Data for analysis:
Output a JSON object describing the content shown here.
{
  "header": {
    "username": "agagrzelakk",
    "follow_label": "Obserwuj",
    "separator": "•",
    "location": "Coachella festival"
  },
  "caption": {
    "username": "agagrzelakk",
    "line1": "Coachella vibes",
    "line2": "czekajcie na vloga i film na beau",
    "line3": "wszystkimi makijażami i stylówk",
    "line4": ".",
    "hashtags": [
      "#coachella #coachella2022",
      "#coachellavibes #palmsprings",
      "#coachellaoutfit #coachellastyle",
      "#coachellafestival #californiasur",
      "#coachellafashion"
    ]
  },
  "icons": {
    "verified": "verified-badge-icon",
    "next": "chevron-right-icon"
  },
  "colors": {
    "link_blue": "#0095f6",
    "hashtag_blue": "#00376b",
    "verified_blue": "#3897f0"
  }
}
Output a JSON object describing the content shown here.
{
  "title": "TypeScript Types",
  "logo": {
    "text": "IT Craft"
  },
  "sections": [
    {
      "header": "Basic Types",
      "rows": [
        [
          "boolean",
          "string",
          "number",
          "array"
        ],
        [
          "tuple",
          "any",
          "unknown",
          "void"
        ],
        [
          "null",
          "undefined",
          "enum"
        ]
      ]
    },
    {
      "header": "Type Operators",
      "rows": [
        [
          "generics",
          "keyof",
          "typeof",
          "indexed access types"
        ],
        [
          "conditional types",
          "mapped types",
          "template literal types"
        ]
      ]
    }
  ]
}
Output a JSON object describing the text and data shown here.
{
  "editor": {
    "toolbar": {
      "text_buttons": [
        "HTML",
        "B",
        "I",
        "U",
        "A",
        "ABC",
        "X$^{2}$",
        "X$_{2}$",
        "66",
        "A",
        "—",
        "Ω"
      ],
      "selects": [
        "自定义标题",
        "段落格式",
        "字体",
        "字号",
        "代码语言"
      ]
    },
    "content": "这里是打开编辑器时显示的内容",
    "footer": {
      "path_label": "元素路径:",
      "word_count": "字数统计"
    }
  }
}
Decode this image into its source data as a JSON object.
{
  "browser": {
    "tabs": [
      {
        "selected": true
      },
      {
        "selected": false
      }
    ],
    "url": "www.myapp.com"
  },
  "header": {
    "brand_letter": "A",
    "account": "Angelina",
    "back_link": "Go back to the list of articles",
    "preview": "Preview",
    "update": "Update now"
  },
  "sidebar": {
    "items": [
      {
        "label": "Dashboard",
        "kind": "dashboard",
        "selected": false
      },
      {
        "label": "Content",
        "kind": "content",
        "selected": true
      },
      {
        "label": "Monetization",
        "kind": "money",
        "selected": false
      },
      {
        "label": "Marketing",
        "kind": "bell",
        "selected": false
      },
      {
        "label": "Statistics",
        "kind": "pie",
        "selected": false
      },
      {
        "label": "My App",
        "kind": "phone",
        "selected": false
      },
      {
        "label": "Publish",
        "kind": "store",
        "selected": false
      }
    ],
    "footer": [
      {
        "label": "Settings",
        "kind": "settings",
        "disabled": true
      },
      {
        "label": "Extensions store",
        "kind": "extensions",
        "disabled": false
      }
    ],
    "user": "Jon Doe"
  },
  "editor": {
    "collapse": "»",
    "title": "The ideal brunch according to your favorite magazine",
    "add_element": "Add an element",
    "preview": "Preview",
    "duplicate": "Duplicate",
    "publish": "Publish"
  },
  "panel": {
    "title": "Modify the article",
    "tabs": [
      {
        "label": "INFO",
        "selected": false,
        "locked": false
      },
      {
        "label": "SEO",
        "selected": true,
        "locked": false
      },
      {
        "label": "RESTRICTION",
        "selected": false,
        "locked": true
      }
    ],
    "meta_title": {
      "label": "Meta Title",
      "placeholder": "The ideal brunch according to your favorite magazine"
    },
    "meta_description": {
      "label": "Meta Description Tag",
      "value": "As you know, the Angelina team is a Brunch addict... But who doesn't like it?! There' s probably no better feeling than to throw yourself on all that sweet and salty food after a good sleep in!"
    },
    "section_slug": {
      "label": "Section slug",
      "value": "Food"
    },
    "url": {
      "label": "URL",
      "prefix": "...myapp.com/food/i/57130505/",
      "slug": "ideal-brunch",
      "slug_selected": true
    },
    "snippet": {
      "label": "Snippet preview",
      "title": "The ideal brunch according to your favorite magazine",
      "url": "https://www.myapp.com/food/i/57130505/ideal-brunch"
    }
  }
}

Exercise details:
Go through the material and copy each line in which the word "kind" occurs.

Result for this exercise:
        "kind": "dashboard",
        "kind": "content",
        "kind": "money",
        "kind": "bell",
        "kind": "pie",
        "kind": "phone",
        "kind": "store",
        "kind": "settings",
        "kind": "extensions",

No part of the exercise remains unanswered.